Problem to solve =
Find the word "JSON" in the records below. List each line containing it.

'''

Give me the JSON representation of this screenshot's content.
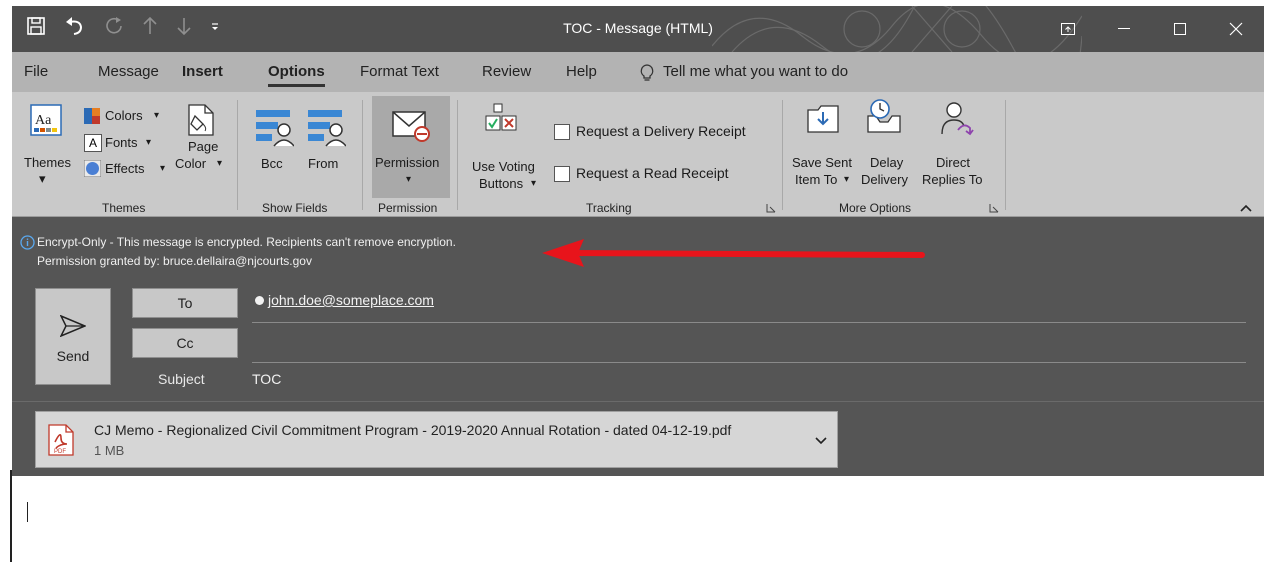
{
  "window": {
    "title": "TOC  -  Message (HTML)"
  },
  "tabs": [
    {
      "label": "File"
    },
    {
      "label": "Message"
    },
    {
      "label": "Insert"
    },
    {
      "label": "Options"
    },
    {
      "label": "Format Text"
    },
    {
      "label": "Review"
    },
    {
      "label": "Help"
    }
  ],
  "tell_me": "Tell me what you want to do",
  "ribbon": {
    "themes": {
      "themes_label": "Themes",
      "colors_label": "Colors",
      "fonts_label": "Fonts",
      "effects_label": "Effects",
      "page_color_label_1": "Page",
      "page_color_label_2": "Color",
      "group_label": "Themes"
    },
    "show_fields": {
      "bcc_label": "Bcc",
      "from_label": "From",
      "group_label": "Show Fields"
    },
    "permission": {
      "permission_label": "Permission",
      "group_label": "Permission"
    },
    "tracking": {
      "voting_label_1": "Use Voting",
      "voting_label_2": "Buttons",
      "delivery_receipt_label": "Request a Delivery Receipt",
      "read_receipt_label": "Request a Read Receipt",
      "group_label": "Tracking"
    },
    "more_options": {
      "save_sent_label_1": "Save Sent",
      "save_sent_label_2": "Item To",
      "delay_label_1": "Delay",
      "delay_label_2": "Delivery",
      "direct_label_1": "Direct",
      "direct_label_2": "Replies To",
      "group_label": "More Options"
    }
  },
  "info_bar": {
    "line1": "Encrypt-Only - This message is encrypted. Recipients can't remove encryption.",
    "line2": "Permission granted by: bruce.dellaira@njcourts.gov"
  },
  "compose": {
    "send_label": "Send",
    "to_label": "To",
    "cc_label": "Cc",
    "subject_label": "Subject",
    "to_value": "john.doe@someplace.com",
    "subject_value": "TOC"
  },
  "attachment": {
    "name": "CJ Memo - Regionalized Civil Commitment Program - 2019-2020 Annual Rotation - dated 04-12-19.pdf",
    "size": "1 MB",
    "icon_text": "PDF"
  },
  "colors": {
    "annotation_arrow": "#e8141b",
    "title_bar": "#4e4e4e",
    "ribbon": "#c9c9c9"
  }
}
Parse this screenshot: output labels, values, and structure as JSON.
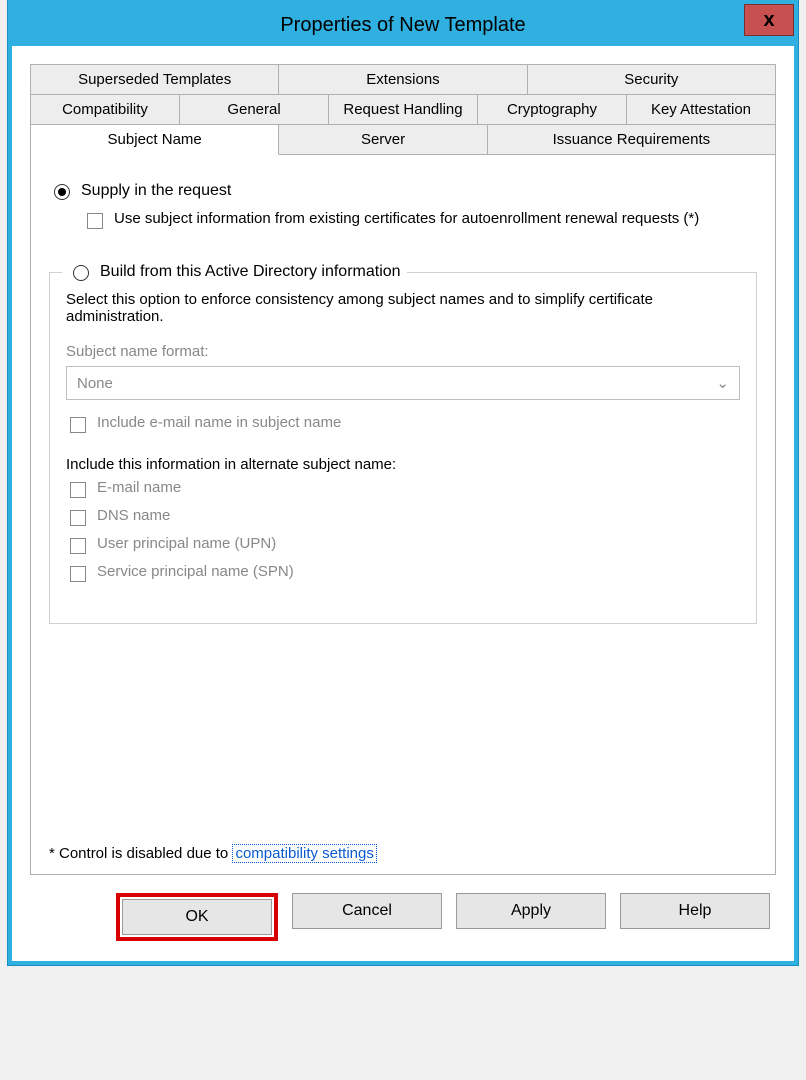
{
  "title": "Properties of New Template",
  "close": "x",
  "tabs": {
    "row1": [
      "Superseded Templates",
      "Extensions",
      "Security"
    ],
    "row2": [
      "Compatibility",
      "General",
      "Request Handling",
      "Cryptography",
      "Key Attestation"
    ],
    "row3": [
      "Subject Name",
      "Server",
      "Issuance Requirements"
    ]
  },
  "supply": {
    "radio": "Supply in the request",
    "useExisting": "Use subject information from existing certificates for autoenrollment renewal requests (*)"
  },
  "build": {
    "radio": "Build from this Active Directory information",
    "desc": "Select this option to enforce consistency among subject names and to simplify certificate administration.",
    "formatLabel": "Subject name format:",
    "formatValue": "None",
    "includeEmail": "Include e-mail name in subject name",
    "altHeader": "Include this information in alternate subject name:",
    "opts": {
      "email": "E-mail name",
      "dns": "DNS name",
      "upn": "User principal name (UPN)",
      "spn": "Service principal name (SPN)"
    }
  },
  "footnote": {
    "prefix": "* Control is disabled due to ",
    "link": "compatibility settings"
  },
  "buttons": {
    "ok": "OK",
    "cancel": "Cancel",
    "apply": "Apply",
    "help": "Help"
  }
}
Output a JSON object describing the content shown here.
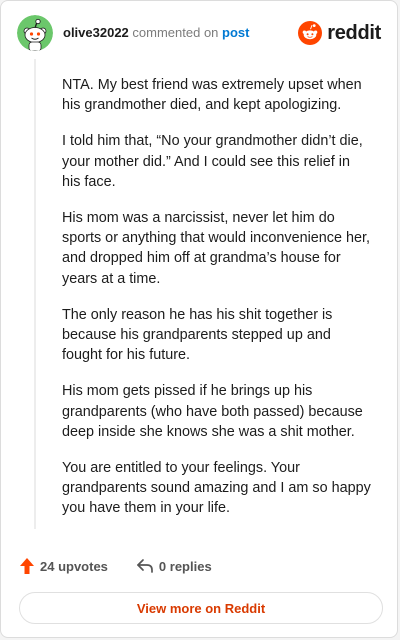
{
  "header": {
    "username": "olive32022",
    "action_text": "commented on",
    "post_link": "post",
    "brand_word": "reddit"
  },
  "comment": {
    "paragraphs": [
      "NTA. My best friend was extremely upset when his grandmother died, and kept apologizing.",
      "I told him that, “No your grandmother didn’t die, your mother did.” And I could see this relief in his face.",
      "His mom was a narcissist, never let him do sports or anything that would inconvenience her, and dropped him off at grandma’s house for years at a time.",
      "The only reason he has his shit together is because his grandparents stepped up and fought for his future.",
      "His mom gets pissed if he brings up his grandparents (who have both passed) because deep inside she knows she was a shit mother.",
      "You are entitled to your feelings. Your grandparents sound amazing and I am so happy you have them in your life."
    ]
  },
  "actions": {
    "upvotes": "24 upvotes",
    "replies": "0 replies"
  },
  "view_more": {
    "label": "View more on Reddit"
  },
  "icons": {
    "avatar": "snoo-avatar-icon",
    "brand": "reddit-logo-icon",
    "upvote": "upvote-arrow-icon",
    "reply": "reply-arrow-icon"
  },
  "colors": {
    "brand_orange": "#ff4500",
    "link_blue": "#0079d3",
    "upvote_orange": "#ff4500",
    "view_more_text": "#d93a00",
    "avatar_green": "#6bc76b"
  }
}
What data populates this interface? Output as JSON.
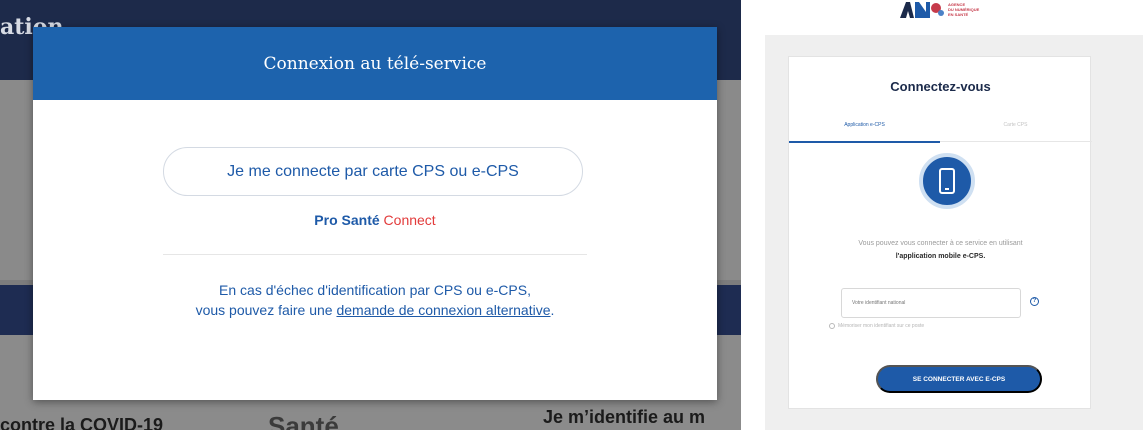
{
  "background_page": {
    "top_fragment": "ation",
    "bottom_left_text": "contre la COVID-19",
    "bottom_center_text": "Santé",
    "bottom_right_text": "Je m’identifie au m"
  },
  "modal": {
    "title": "Connexion au télé-service",
    "cps_button_label": "Je me connecte par carte CPS ou e-CPS",
    "psc_brand_pro": "Pro Santé",
    "psc_brand_connect": "Connect",
    "alt_text_line1": "En cas d'échec d'identification par CPS ou e-CPS,",
    "alt_text_line2_prefix": "vous pouvez faire une",
    "alt_link": "demande de connexion alternative",
    "alt_suffix": "."
  },
  "ans_logo": {
    "mark": "ANS",
    "line1": "AGENCE",
    "line2": "DU NUMÉRIQUE",
    "line3": "EN SANTÉ"
  },
  "login_card": {
    "title": "Connectez-vous",
    "tab_app": "Application e-CPS",
    "tab_card": "Carte CPS",
    "description_line1": "Vous pouvez vous connecter à ce service en utilisant",
    "description_line2": "l'application mobile e-CPS.",
    "id_placeholder": "Votre identifiant national",
    "remember_label": "Mémoriser mon identifiant sur ce poste",
    "connect_button": "SE CONNECTER AVEC E-CPS"
  },
  "colors": {
    "primary_blue": "#1d63ad",
    "brand_red": "#e23b3b",
    "navy": "#1e2c52"
  },
  "icons": [
    "phone-icon",
    "help-icon"
  ]
}
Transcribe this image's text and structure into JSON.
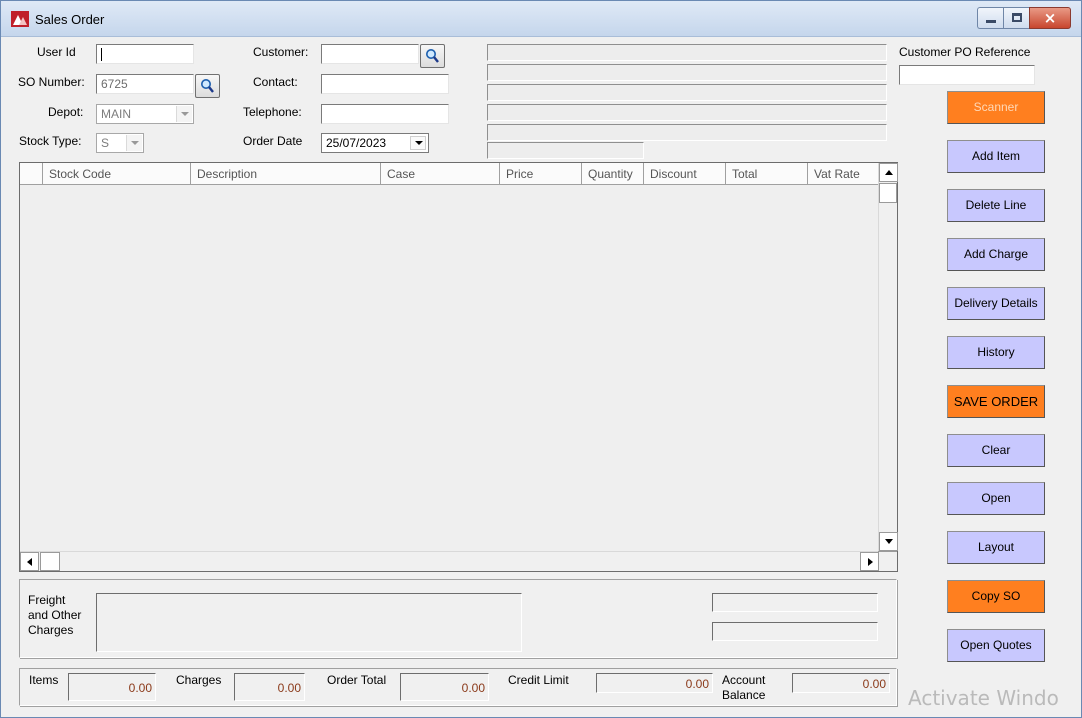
{
  "window": {
    "title": "Sales Order",
    "icon": "app-logo-icon",
    "close_glyph": "×"
  },
  "header": {
    "user_id": {
      "label": "User Id",
      "value": ""
    },
    "so_number": {
      "label": "SO Number:",
      "value": "6725"
    },
    "depot": {
      "label": "Depot:",
      "value": "MAIN"
    },
    "stock_type": {
      "label": "Stock Type:",
      "value": "S"
    },
    "customer": {
      "label": "Customer:",
      "value": ""
    },
    "contact": {
      "label": "Contact:",
      "value": ""
    },
    "telephone": {
      "label": "Telephone:",
      "value": ""
    },
    "order_date": {
      "label": "Order Date",
      "value": "25/07/2023"
    },
    "customer_po": {
      "label": "Customer PO Reference",
      "value": ""
    }
  },
  "grid": {
    "columns": [
      "",
      "Stock Code",
      "Description",
      "Case",
      "Price",
      "Quantity",
      "Discount",
      "Total",
      "Vat Rate"
    ]
  },
  "buttons": {
    "scanner": "Scanner",
    "add_item": "Add Item",
    "delete_line": "Delete Line",
    "add_charge": "Add Charge",
    "delivery_details": "Delivery Details",
    "history": "History",
    "save_order": "SAVE ORDER",
    "clear": "Clear",
    "open": "Open",
    "layout": "Layout",
    "copy_so": "Copy SO",
    "open_quotes": "Open Quotes"
  },
  "charges": {
    "label_line1": "Freight",
    "label_line2": "and Other",
    "label_line3": "Charges"
  },
  "totals": {
    "items": {
      "label": "Items",
      "value": "0.00"
    },
    "charges": {
      "label": "Charges",
      "value": "0.00"
    },
    "order_total": {
      "label": "Order Total",
      "value": "0.00"
    },
    "credit_limit": {
      "label": "Credit Limit",
      "value": "0.00"
    },
    "account_balance": {
      "label_line1": "Account",
      "label_line2": "Balance",
      "value": "0.00"
    }
  },
  "watermark": "Activate Windo",
  "colors": {
    "button_blue": "#c8c8fe",
    "button_orange": "#ff7f1f",
    "amount_text": "#8b3a1a"
  }
}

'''

Finished task =
Give me the JSON representation of this screenshot's content.
Parse this screenshot: output labels, values, and structure as JSON.
Output a JSON object describing the content shown here.
What data populates this interface? Output as JSON.
Transcribe this image's text and structure into JSON.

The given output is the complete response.